Your answer must repeat the full listing, line for line.

╭─ Records provided

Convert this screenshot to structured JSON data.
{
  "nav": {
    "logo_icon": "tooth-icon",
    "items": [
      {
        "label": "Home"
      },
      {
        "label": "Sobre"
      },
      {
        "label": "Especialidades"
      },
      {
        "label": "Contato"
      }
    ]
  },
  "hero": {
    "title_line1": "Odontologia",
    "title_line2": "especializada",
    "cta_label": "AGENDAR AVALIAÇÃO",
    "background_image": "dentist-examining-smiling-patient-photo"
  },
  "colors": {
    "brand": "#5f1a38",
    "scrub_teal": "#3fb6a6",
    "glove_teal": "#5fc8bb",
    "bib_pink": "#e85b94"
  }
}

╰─

- **Your solution**:
Convert this screenshot to structured JSON data.
{
  "nav": {
    "logo_icon": "tooth-icon",
    "items": [
      {
        "label": "Home"
      },
      {
        "label": "Sobre"
      },
      {
        "label": "Especialidades"
      },
      {
        "label": "Contato"
      }
    ]
  },
  "hero": {
    "title_line1": "Odontologia",
    "title_line2": "especializada",
    "cta_label": "AGENDAR AVALIAÇÃO",
    "background_image": "dentist-examining-smiling-patient-photo"
  },
  "colors": {
    "brand": "#5f1a38",
    "scrub_teal": "#3fb6a6",
    "glove_teal": "#5fc8bb",
    "bib_pink": "#e85b94"
  }
}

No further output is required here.